As expected from a game of this genre, there’s a lot of clicking on objects. Most of the time, this triggers a conversation between Detective McQueen and Officer Dooley, with humour sprinkled in. This makes the “click everything” aspect less of a task and more of an incentive to unlock the gags in the game.

While the game is generally simple and enjoyable, there’s one aspect that is hard to overlook – you can’t pick up some items unless you need them to move the story forward.

This leads to a fair amount of backtracking, which can be a bit of a hassle. However, the game somewhat offsets the backtracking issue by allowing the player to move between areas with a single click instead of having to manually go back and forth.


The Darkside Detective is full of pop culture references and the game isn’t subtle about it. Right off the bat, the player is introduced to Chief Scully, who is most definitely not a reference to The X-Files  drama series.

There are also other obscure references, and I probably missed a good chunk of them. It’s a bit of a downer but it isn’t a dealbreaker for me. Most of the humour is based on puns so I still enjoyed the game a lot.

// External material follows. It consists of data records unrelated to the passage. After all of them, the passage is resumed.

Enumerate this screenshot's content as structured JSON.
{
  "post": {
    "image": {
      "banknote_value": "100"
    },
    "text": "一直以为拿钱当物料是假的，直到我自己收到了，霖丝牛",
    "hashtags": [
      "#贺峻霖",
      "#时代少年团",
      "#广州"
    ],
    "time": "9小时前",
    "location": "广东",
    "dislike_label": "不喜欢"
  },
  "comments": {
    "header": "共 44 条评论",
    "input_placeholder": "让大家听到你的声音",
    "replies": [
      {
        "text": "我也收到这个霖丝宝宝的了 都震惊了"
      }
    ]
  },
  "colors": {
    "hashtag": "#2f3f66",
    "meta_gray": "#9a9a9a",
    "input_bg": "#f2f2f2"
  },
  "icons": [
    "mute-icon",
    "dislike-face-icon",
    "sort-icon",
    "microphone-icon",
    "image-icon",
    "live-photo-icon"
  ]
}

As for the graphics, the game description says “cutting edge, high definition pixels” but this is more of a self-deprecating joke instead of a serious claim.

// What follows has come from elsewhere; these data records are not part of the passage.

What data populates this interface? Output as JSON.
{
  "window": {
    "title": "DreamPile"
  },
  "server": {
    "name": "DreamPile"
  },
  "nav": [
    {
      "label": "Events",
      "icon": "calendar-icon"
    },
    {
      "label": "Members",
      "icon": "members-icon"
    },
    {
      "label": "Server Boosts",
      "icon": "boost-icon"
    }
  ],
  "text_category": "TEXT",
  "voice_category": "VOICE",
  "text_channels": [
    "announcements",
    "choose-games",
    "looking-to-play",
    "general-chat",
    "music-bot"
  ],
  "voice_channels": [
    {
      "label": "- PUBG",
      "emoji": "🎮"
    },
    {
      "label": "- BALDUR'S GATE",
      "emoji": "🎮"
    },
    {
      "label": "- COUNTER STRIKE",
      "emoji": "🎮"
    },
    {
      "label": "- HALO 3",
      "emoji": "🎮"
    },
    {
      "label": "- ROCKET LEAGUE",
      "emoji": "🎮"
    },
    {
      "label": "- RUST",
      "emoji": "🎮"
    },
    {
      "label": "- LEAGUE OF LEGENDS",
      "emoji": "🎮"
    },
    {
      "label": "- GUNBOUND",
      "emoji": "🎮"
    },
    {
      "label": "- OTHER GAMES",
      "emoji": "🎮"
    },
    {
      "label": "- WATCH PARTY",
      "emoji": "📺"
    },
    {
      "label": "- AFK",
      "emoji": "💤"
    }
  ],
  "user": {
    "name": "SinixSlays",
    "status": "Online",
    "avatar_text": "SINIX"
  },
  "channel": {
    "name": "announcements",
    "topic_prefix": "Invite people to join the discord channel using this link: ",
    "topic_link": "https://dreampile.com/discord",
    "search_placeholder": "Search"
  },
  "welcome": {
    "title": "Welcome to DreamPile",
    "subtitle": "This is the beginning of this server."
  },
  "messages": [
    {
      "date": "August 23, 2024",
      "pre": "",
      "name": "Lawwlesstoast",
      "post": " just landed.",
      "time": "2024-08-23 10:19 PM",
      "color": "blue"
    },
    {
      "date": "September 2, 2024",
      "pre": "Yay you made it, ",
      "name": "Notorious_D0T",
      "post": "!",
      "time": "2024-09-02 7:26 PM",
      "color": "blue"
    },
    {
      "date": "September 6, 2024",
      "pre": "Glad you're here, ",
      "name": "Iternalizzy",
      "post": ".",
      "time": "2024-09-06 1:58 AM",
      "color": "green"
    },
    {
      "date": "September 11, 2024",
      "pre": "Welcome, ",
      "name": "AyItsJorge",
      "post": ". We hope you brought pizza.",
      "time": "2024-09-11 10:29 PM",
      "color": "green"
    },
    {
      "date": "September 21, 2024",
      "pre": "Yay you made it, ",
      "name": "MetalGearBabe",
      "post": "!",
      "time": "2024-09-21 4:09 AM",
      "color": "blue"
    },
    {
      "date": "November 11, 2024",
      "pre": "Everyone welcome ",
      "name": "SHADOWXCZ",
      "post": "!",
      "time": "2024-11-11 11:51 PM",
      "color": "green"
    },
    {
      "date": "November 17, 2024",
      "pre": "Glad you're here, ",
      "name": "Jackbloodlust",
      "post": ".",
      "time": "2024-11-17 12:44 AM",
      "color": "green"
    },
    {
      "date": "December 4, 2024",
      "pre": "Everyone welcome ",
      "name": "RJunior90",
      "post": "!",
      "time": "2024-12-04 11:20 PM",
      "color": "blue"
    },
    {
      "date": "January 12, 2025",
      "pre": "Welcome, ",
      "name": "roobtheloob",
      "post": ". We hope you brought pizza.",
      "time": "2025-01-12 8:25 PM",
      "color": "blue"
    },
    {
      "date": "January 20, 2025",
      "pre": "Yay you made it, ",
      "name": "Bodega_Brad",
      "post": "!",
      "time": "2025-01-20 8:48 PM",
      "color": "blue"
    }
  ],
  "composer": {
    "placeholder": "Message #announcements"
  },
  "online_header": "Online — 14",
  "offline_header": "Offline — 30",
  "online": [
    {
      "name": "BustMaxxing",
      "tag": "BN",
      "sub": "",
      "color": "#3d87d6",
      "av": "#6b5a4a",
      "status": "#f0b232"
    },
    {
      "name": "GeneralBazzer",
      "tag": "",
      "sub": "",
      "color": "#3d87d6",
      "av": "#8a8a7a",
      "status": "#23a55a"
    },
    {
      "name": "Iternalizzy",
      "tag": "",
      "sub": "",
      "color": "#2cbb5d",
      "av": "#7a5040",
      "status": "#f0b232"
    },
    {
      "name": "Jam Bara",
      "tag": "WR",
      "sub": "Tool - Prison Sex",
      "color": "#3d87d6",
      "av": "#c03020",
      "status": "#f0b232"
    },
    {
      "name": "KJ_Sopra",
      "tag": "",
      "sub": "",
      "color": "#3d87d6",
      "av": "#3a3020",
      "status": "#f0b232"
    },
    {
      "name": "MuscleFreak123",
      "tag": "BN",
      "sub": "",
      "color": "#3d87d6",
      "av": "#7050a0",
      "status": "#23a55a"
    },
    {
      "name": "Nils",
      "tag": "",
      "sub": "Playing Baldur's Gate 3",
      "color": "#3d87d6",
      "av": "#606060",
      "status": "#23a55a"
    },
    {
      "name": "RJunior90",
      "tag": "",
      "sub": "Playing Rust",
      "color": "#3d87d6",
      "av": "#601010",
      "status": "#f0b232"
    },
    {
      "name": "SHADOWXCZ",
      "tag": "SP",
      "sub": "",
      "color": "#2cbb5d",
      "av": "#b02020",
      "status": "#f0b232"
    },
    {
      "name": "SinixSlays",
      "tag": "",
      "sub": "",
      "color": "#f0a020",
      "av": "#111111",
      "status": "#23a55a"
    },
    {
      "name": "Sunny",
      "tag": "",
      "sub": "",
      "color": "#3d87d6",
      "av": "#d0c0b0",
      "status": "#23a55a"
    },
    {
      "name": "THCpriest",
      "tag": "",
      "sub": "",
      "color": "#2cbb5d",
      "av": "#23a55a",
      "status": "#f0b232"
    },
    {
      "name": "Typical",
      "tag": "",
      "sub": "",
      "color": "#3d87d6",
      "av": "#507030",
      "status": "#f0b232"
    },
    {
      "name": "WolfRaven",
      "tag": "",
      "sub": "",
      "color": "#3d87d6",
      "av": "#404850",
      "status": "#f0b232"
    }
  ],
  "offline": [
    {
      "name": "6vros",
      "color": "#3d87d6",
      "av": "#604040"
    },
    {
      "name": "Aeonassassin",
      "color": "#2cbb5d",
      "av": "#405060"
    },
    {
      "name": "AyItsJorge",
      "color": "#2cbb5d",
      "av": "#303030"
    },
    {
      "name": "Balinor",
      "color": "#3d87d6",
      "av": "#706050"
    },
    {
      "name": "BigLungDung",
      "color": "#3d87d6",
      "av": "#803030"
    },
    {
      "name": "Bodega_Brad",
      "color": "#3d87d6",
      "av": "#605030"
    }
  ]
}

The chunky pixels are definitely a stark contrast compared to, say, a game like Thimbleweed Park. I don’t mind the faceless characters and blocky graphics but some people may not like it. In short, it all boils down to personal preference.

In terms of difficulty, this isn’t a challenging game because it focusses more on the storyline and its characters. Puzzle fans may prefer something more challenging, but I’d encourage giving the game a shot just for its writing and humour.


The Darkside Detective is a charming game packed with puns and humour, perfect for a few hours of casual gaming on a weekend.

Given that the game is fairly expensive for just a few hours of gaming – USD12.99 on Nintendo eShop and Steam at the time of writing this – I’d recommend getting the game on sale. Plus, it’s a linear game so there isn’t much replay value.

The game has a sequel coming out soon called, unsurprisingly, The Darkside Detective Season 2 which will be available on Mac, PC, Linux and Nintendo Switch.